Your objective:
If pictures appear, leave them out, and return exactly the lines from the one holding "Read all visible content and emit it as JSON." through the last line of the listing below.

Dataset excerpts:
---*---
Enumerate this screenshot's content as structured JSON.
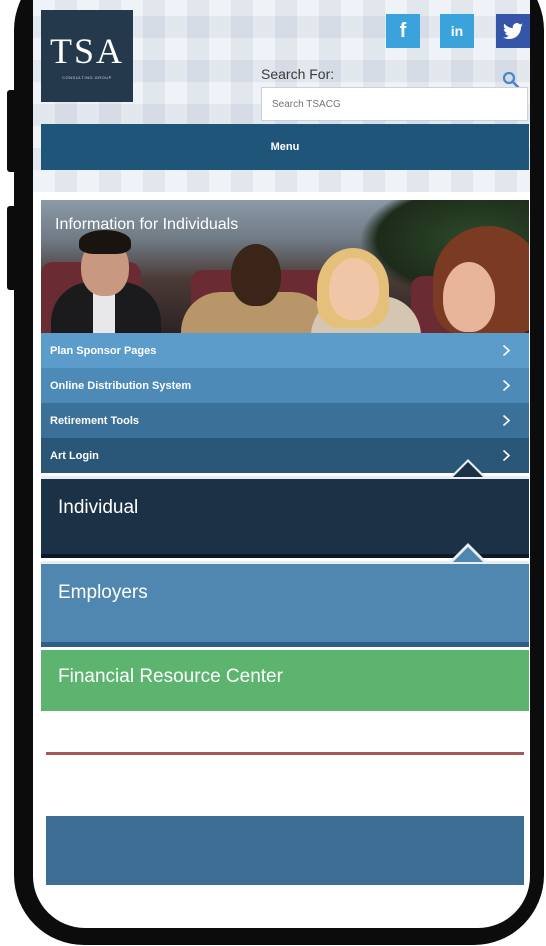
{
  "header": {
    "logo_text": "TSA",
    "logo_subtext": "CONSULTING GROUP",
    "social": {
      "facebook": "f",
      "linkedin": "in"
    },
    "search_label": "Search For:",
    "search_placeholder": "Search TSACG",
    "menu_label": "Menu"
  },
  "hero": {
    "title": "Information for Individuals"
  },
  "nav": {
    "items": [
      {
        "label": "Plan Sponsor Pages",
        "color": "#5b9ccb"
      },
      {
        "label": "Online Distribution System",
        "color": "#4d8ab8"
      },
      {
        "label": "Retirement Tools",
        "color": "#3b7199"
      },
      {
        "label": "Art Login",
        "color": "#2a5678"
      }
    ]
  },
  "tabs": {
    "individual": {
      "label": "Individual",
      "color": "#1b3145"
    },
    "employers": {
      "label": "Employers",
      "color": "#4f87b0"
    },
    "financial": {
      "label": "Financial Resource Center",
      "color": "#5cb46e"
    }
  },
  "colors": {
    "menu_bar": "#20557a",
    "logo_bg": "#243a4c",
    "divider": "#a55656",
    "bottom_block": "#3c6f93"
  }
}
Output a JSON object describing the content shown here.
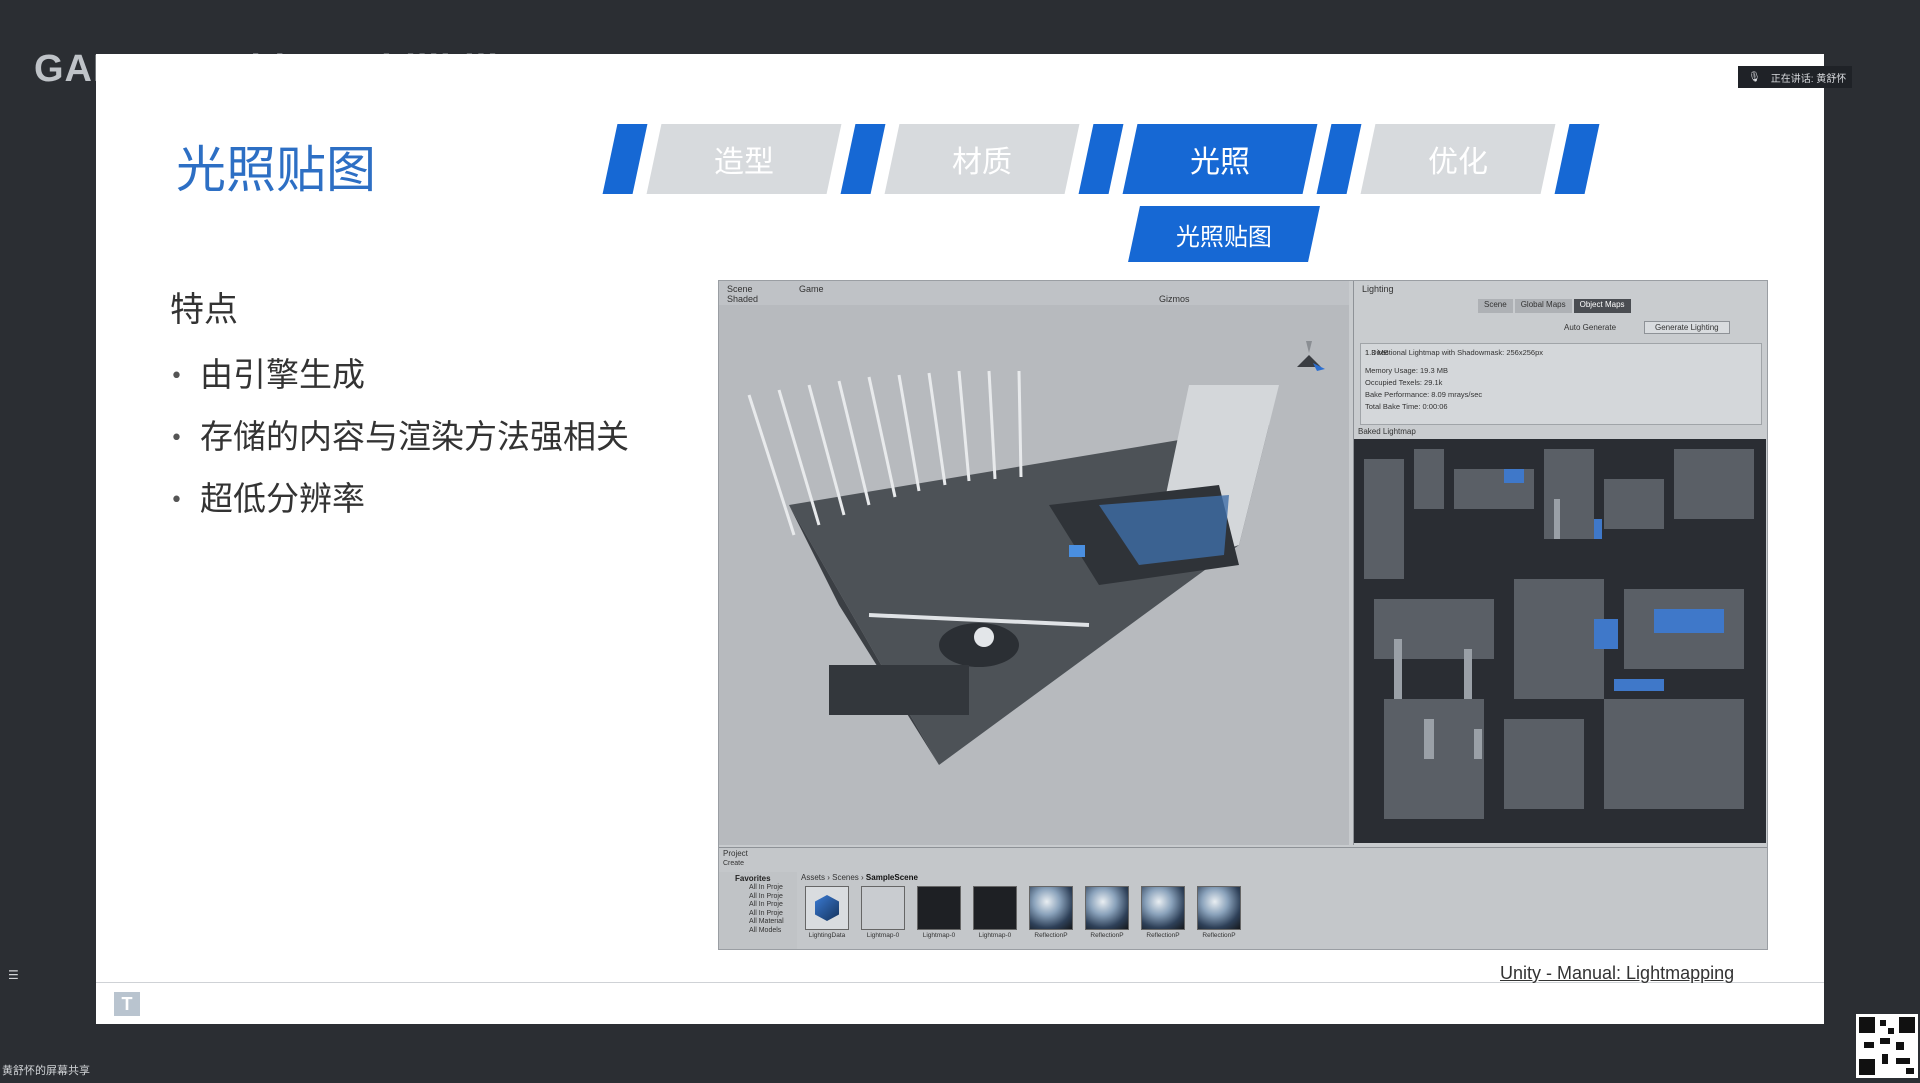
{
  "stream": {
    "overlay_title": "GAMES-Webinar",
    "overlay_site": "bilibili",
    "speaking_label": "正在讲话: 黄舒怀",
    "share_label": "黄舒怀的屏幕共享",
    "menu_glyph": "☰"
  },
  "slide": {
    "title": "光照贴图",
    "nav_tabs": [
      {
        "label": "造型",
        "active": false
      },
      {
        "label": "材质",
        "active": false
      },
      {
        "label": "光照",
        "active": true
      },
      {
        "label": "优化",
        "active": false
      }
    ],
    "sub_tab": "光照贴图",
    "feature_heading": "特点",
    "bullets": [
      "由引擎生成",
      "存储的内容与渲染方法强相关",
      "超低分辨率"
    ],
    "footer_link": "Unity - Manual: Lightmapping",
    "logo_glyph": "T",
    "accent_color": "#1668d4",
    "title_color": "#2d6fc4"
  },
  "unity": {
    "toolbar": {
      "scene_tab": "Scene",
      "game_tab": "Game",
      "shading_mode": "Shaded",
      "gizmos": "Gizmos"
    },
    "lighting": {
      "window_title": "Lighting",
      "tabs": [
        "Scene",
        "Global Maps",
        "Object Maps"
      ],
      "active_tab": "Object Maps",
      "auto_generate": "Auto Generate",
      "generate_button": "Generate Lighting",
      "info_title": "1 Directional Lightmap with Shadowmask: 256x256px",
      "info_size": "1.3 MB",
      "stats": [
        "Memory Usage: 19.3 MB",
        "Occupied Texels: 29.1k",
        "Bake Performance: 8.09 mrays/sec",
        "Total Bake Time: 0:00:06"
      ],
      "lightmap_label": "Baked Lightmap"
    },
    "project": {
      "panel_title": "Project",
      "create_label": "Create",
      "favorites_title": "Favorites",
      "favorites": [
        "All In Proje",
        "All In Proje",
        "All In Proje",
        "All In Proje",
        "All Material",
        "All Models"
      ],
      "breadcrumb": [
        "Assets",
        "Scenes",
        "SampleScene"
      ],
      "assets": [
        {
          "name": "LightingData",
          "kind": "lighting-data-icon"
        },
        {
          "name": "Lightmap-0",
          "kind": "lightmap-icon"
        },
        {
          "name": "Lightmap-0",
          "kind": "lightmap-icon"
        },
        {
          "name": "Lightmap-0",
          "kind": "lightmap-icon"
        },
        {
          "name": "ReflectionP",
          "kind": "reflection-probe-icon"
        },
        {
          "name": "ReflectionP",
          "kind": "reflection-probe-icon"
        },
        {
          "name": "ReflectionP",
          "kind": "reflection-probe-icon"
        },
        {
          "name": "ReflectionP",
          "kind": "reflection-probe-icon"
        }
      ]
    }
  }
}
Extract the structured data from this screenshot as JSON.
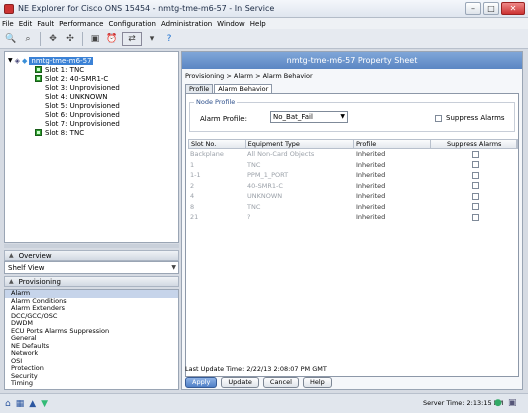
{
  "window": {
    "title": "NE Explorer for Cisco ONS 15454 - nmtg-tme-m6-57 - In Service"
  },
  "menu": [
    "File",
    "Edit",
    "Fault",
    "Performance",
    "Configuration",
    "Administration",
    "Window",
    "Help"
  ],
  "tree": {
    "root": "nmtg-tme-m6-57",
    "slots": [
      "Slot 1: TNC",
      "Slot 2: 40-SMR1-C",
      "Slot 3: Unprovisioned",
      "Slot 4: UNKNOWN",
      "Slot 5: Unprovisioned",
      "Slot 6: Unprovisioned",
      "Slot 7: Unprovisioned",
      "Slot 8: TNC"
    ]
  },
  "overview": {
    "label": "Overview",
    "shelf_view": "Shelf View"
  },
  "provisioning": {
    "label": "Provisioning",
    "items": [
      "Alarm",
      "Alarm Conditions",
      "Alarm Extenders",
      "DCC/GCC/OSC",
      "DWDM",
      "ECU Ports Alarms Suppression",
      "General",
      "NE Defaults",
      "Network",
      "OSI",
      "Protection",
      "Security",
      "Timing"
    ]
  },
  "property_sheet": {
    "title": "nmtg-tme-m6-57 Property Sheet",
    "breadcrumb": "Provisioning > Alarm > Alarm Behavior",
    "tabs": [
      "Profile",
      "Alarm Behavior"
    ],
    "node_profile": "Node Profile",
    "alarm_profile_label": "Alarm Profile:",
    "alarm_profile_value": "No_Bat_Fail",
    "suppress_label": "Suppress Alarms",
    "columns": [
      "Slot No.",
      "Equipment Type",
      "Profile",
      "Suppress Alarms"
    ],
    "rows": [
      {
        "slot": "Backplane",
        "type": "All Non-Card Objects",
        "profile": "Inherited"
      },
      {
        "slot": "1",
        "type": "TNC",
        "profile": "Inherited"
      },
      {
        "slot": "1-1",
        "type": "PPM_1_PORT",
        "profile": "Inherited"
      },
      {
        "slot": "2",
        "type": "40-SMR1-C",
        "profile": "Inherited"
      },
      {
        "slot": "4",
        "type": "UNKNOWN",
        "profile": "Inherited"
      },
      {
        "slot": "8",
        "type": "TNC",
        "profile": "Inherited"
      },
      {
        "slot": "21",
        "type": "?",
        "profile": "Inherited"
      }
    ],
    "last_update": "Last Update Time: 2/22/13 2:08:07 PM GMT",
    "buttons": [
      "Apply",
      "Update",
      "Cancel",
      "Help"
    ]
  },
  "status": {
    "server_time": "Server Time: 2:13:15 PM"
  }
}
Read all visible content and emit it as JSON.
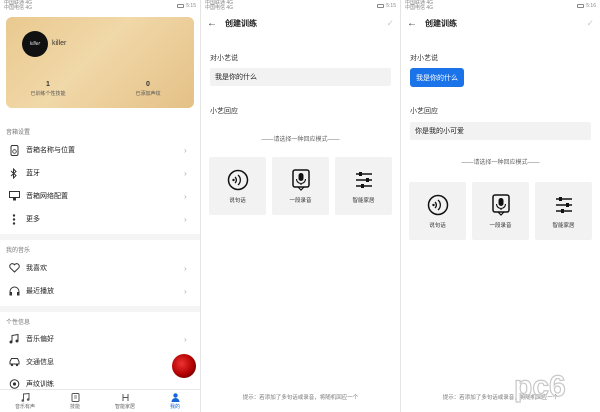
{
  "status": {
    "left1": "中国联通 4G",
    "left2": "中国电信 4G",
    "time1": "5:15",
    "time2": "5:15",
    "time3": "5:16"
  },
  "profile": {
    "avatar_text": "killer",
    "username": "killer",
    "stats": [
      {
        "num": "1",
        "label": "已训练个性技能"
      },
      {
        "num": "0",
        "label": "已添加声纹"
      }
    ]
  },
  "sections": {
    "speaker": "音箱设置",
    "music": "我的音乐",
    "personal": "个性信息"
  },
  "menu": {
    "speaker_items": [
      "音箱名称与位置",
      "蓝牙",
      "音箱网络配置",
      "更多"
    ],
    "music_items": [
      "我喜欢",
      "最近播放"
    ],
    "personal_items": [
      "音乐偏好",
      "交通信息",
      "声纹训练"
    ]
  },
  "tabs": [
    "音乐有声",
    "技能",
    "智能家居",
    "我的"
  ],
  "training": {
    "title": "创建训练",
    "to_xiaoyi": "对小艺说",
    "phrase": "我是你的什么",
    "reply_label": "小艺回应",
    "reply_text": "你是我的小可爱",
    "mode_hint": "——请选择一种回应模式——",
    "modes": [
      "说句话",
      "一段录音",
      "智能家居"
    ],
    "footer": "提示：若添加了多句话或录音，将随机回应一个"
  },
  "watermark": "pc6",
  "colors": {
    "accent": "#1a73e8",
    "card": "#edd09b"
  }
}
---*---
Exercise output:
Read all visible content and emit it as JSON.
{
  "status": {
    "left1": "中国联通 4G",
    "left2": "中国电信 4G",
    "time1": "5:15",
    "time2": "5:15",
    "time3": "5:16"
  },
  "profile": {
    "avatar_text": "killer",
    "username": "killer",
    "stats": [
      {
        "num": "1",
        "label": "已训练个性技能"
      },
      {
        "num": "0",
        "label": "已添加声纹"
      }
    ]
  },
  "sections": {
    "speaker": "音箱设置",
    "music": "我的音乐",
    "personal": "个性信息"
  },
  "menu": {
    "speaker_items": [
      "音箱名称与位置",
      "蓝牙",
      "音箱网络配置",
      "更多"
    ],
    "music_items": [
      "我喜欢",
      "最近播放"
    ],
    "personal_items": [
      "音乐偏好",
      "交通信息",
      "声纹训练"
    ]
  },
  "tabs": [
    "音乐有声",
    "技能",
    "智能家居",
    "我的"
  ],
  "training": {
    "title": "创建训练",
    "to_xiaoyi": "对小艺说",
    "phrase": "我是你的什么",
    "reply_label": "小艺回应",
    "reply_text": "你是我的小可爱",
    "mode_hint": "——请选择一种回应模式——",
    "modes": [
      "说句话",
      "一段录音",
      "智能家居"
    ],
    "footer": "提示：若添加了多句话或录音，将随机回应一个"
  },
  "watermark": "pc6",
  "colors": {
    "accent": "#1a73e8",
    "card": "#edd09b"
  }
}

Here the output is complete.